Exercise prompt |
An exact copy of all the entries below is what this task needs.

Information |
+++

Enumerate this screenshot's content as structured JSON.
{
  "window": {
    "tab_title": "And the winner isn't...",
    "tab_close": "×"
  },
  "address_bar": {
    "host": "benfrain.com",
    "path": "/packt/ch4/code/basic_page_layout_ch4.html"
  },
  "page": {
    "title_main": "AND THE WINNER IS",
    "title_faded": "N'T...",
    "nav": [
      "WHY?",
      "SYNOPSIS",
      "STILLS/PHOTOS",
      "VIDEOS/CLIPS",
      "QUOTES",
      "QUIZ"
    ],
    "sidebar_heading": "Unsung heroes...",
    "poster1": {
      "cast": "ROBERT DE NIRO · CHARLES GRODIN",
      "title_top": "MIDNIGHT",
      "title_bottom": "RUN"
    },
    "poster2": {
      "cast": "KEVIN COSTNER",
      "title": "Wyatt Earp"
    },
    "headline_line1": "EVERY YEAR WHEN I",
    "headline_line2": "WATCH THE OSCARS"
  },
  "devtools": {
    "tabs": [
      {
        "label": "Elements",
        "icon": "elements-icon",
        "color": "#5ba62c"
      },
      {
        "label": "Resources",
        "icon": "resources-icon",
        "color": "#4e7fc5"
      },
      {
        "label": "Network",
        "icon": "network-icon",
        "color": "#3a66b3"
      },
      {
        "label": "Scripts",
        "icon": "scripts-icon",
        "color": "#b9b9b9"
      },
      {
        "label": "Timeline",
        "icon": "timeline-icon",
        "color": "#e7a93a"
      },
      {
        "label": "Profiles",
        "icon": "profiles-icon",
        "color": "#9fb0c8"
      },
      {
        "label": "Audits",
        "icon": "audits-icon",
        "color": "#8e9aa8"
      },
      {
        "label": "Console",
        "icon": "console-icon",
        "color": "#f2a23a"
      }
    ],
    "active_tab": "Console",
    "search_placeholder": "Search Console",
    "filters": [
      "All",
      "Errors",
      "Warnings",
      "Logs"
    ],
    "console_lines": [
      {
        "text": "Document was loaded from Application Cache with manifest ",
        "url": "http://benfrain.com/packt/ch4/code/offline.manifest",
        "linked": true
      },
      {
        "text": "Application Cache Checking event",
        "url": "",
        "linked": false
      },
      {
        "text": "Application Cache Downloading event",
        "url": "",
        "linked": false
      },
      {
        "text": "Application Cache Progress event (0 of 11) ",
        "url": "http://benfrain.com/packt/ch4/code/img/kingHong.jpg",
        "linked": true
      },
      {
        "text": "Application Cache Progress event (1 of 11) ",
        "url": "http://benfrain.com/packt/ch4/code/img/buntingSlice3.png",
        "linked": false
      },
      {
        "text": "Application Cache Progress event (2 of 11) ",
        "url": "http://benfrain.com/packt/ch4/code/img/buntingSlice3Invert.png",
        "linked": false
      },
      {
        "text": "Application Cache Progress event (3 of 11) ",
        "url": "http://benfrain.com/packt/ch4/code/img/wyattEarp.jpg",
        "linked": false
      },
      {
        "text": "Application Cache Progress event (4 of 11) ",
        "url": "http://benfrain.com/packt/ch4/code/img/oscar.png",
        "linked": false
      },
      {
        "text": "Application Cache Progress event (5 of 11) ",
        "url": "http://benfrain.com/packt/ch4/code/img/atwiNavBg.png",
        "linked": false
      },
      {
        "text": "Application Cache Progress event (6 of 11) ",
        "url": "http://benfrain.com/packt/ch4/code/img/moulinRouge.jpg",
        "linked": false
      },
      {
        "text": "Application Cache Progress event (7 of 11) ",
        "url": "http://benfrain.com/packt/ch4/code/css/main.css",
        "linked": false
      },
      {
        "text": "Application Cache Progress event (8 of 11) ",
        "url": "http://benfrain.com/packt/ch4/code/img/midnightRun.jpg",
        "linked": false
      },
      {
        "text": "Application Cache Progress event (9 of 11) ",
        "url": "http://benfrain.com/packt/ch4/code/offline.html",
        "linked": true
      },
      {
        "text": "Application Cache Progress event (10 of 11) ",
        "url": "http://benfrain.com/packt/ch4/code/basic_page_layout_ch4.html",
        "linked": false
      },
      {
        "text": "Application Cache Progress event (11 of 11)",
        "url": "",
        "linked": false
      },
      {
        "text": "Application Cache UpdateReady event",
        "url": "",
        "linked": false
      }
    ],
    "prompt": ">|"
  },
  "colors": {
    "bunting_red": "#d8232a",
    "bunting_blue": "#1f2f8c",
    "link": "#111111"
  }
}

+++

Exercise answer |
Enumerate this screenshot's content as structured JSON.
{
  "window": {
    "tab_title": "And the winner isn't...",
    "tab_close": "×"
  },
  "address_bar": {
    "host": "benfrain.com",
    "path": "/packt/ch4/code/basic_page_layout_ch4.html"
  },
  "page": {
    "title_main": "AND THE WINNER IS",
    "title_faded": "N'T...",
    "nav": [
      "WHY?",
      "SYNOPSIS",
      "STILLS/PHOTOS",
      "VIDEOS/CLIPS",
      "QUOTES",
      "QUIZ"
    ],
    "sidebar_heading": "Unsung heroes...",
    "poster1": {
      "cast": "ROBERT DE NIRO · CHARLES GRODIN",
      "title_top": "MIDNIGHT",
      "title_bottom": "RUN"
    },
    "poster2": {
      "cast": "KEVIN COSTNER",
      "title": "Wyatt Earp"
    },
    "headline_line1": "EVERY YEAR WHEN I",
    "headline_line2": "WATCH THE OSCARS"
  },
  "devtools": {
    "tabs": [
      {
        "label": "Elements",
        "icon": "elements-icon",
        "color": "#5ba62c"
      },
      {
        "label": "Resources",
        "icon": "resources-icon",
        "color": "#4e7fc5"
      },
      {
        "label": "Network",
        "icon": "network-icon",
        "color": "#3a66b3"
      },
      {
        "label": "Scripts",
        "icon": "scripts-icon",
        "color": "#b9b9b9"
      },
      {
        "label": "Timeline",
        "icon": "timeline-icon",
        "color": "#e7a93a"
      },
      {
        "label": "Profiles",
        "icon": "profiles-icon",
        "color": "#9fb0c8"
      },
      {
        "label": "Audits",
        "icon": "audits-icon",
        "color": "#8e9aa8"
      },
      {
        "label": "Console",
        "icon": "console-icon",
        "color": "#f2a23a"
      }
    ],
    "active_tab": "Console",
    "search_placeholder": "Search Console",
    "filters": [
      "All",
      "Errors",
      "Warnings",
      "Logs"
    ],
    "console_lines": [
      {
        "text": "Document was loaded from Application Cache with manifest ",
        "url": "http://benfrain.com/packt/ch4/code/offline.manifest",
        "linked": true
      },
      {
        "text": "Application Cache Checking event",
        "url": "",
        "linked": false
      },
      {
        "text": "Application Cache Downloading event",
        "url": "",
        "linked": false
      },
      {
        "text": "Application Cache Progress event (0 of 11) ",
        "url": "http://benfrain.com/packt/ch4/code/img/kingHong.jpg",
        "linked": true
      },
      {
        "text": "Application Cache Progress event (1 of 11) ",
        "url": "http://benfrain.com/packt/ch4/code/img/buntingSlice3.png",
        "linked": false
      },
      {
        "text": "Application Cache Progress event (2 of 11) ",
        "url": "http://benfrain.com/packt/ch4/code/img/buntingSlice3Invert.png",
        "linked": false
      },
      {
        "text": "Application Cache Progress event (3 of 11) ",
        "url": "http://benfrain.com/packt/ch4/code/img/wyattEarp.jpg",
        "linked": false
      },
      {
        "text": "Application Cache Progress event (4 of 11) ",
        "url": "http://benfrain.com/packt/ch4/code/img/oscar.png",
        "linked": false
      },
      {
        "text": "Application Cache Progress event (5 of 11) ",
        "url": "http://benfrain.com/packt/ch4/code/img/atwiNavBg.png",
        "linked": false
      },
      {
        "text": "Application Cache Progress event (6 of 11) ",
        "url": "http://benfrain.com/packt/ch4/code/img/moulinRouge.jpg",
        "linked": false
      },
      {
        "text": "Application Cache Progress event (7 of 11) ",
        "url": "http://benfrain.com/packt/ch4/code/css/main.css",
        "linked": false
      },
      {
        "text": "Application Cache Progress event (8 of 11) ",
        "url": "http://benfrain.com/packt/ch4/code/img/midnightRun.jpg",
        "linked": false
      },
      {
        "text": "Application Cache Progress event (9 of 11) ",
        "url": "http://benfrain.com/packt/ch4/code/offline.html",
        "linked": true
      },
      {
        "text": "Application Cache Progress event (10 of 11) ",
        "url": "http://benfrain.com/packt/ch4/code/basic_page_layout_ch4.html",
        "linked": false
      },
      {
        "text": "Application Cache Progress event (11 of 11)",
        "url": "",
        "linked": false
      },
      {
        "text": "Application Cache UpdateReady event",
        "url": "",
        "linked": false
      }
    ],
    "prompt": ">|"
  },
  "colors": {
    "bunting_red": "#d8232a",
    "bunting_blue": "#1f2f8c",
    "link": "#111111"
  }
}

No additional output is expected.